Instead, you would use a short, sharp, deadly knife called a Tantō or Kozuka. This knife – see, it’s a knife, not a sword – is a lot easier to wield than a katana, and allows you to make cuts quickly and cleanly.
It Was So Gruesome Some Samurai Were Pardoned by the Executioner
An incident from the 19th century goes great lengths to showing how gruesome seppuku is, especially to the uninitiated. In 1868, 11 French sailors arrived in Sakai, Japan, unannounced. Their arrival caused consternation, particularly because Japan had just ended a centuries-long period of national isolation. A group of men tasked with guarding the village, assuming the French were hostile, killed them.
Naturally, the captain of the ship the sailors rode in on, pissed, demanded compensation. The samurai who did the killing were sentenced to death. One by one, before the French captain, eleven of these samurai committed seppuku. After the eleventh death, the Frenchman stood up and walked away. Some assumed he couldn’t bear to watch such a grotesque ritual, though the captain wrote in a letter that it was getting dark and he wanted to be on his way.

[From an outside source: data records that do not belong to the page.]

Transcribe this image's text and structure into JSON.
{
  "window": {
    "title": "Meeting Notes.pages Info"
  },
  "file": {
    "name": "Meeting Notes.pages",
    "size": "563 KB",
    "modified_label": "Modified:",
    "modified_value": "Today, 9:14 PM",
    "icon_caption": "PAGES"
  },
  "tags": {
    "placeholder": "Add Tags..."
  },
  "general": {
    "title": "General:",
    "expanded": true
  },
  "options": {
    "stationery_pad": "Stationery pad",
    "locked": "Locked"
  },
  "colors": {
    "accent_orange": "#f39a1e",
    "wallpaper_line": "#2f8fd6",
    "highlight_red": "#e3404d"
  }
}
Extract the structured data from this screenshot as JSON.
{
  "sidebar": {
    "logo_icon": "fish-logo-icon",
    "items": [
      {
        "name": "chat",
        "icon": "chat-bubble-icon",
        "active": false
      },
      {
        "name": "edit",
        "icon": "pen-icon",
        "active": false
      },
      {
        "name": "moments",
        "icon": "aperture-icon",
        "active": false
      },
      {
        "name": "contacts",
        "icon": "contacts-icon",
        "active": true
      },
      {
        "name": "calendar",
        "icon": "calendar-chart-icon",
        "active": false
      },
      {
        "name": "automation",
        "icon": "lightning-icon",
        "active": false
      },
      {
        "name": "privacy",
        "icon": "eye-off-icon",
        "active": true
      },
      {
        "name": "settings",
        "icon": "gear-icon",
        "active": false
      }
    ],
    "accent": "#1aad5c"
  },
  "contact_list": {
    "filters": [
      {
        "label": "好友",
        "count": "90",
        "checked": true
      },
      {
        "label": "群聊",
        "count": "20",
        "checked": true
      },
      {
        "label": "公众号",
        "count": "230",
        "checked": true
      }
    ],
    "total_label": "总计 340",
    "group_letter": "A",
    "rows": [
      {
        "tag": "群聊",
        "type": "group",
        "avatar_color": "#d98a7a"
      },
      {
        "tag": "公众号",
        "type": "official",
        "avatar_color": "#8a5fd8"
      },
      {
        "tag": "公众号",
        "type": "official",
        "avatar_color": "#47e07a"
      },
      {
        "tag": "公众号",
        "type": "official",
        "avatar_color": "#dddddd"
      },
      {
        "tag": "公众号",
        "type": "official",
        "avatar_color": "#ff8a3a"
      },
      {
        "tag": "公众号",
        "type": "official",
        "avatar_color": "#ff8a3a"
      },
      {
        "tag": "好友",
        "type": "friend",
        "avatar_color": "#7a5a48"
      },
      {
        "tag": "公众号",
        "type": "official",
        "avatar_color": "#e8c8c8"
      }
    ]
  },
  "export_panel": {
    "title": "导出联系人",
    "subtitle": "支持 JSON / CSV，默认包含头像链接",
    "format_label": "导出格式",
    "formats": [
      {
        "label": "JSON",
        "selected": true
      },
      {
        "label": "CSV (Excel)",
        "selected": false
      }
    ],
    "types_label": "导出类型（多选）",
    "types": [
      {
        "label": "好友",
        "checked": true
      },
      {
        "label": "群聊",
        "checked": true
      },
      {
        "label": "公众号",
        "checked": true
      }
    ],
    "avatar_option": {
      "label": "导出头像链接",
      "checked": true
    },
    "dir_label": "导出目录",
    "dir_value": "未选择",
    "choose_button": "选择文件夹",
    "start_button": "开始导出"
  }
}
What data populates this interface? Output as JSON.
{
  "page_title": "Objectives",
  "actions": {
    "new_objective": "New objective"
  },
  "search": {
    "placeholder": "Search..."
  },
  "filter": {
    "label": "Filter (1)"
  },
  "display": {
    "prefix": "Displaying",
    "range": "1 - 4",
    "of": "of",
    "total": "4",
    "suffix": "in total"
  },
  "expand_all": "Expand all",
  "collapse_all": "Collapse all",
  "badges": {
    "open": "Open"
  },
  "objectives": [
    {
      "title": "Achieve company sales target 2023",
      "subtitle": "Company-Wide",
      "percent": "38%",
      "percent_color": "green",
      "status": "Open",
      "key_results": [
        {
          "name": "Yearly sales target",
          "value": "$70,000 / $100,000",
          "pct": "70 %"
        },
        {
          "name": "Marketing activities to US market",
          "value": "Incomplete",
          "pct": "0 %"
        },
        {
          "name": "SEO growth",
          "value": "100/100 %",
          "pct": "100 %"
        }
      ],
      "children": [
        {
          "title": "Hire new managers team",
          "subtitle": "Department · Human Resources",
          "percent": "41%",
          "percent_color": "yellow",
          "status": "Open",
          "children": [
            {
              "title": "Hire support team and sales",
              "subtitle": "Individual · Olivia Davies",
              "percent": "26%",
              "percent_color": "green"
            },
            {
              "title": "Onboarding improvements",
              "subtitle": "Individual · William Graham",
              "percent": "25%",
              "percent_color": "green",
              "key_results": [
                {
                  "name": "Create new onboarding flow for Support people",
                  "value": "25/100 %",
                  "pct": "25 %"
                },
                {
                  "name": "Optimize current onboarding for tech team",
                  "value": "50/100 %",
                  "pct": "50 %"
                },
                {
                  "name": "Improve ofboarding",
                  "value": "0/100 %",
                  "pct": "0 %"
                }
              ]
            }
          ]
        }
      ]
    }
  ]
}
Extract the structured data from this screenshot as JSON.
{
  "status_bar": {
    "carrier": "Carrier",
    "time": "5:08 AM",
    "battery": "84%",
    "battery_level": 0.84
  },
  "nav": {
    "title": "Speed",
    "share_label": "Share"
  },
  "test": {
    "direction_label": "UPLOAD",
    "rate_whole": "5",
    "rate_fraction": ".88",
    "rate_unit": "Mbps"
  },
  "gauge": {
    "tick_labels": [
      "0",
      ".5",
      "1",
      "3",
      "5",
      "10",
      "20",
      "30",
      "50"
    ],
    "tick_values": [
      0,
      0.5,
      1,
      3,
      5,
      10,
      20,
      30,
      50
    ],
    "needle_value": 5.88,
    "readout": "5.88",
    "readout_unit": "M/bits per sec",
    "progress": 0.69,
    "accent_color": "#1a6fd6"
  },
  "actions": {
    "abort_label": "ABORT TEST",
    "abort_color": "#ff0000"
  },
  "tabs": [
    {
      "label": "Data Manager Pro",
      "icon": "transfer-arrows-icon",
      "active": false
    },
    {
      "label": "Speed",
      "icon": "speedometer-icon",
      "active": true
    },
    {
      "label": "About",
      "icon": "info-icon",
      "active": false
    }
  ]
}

So the Japanese behaved in a very Japanese way, and the French were very French; surely there’s a certain je ne sais quoi about a man disinterestedly walking away from a parade of disembowelment and decapitation because it’s getting dark and he has things to do.
Seppuku Usually Involved Spectators, Drinking, and Puns
If you thought seppuku was just about gut slitting and beheading, you’re wrong. In addition to writing your death poem, you get a final drink of sake. However, you can only take four sips. Why? Because it’s hilarious. See, in Japanese, four is shi, which also means “death.” And you’re about to die. Get it?
Seppuku was not a private affair. Rather, it was committed in a garden or in holy place, and attended by several spectators. If you’re planning seppuku, make sure to wash before, and put on your best clothes.
There Was a Hardcore Version of it Called Jumonji Giri
Seppuku not nasty enough for you? There’s an alternate version called jumonji giri bound to make you squirm. The difference? Jumonji Giri has no beheading. You open the belly, then sit, stoic, knife cradled, bleeding to death. Which could take hours.
Admiral Takijiro Onishi, man in charge of kamikazi runs in World War II, killed himself in this way upon Japan’s surrender. It took him 15 hours to die. General Nogi also committed jumonji giri, in 1912, and was so hardcore he fully buttoned his dress military uniform over his wounds before waiting for the end.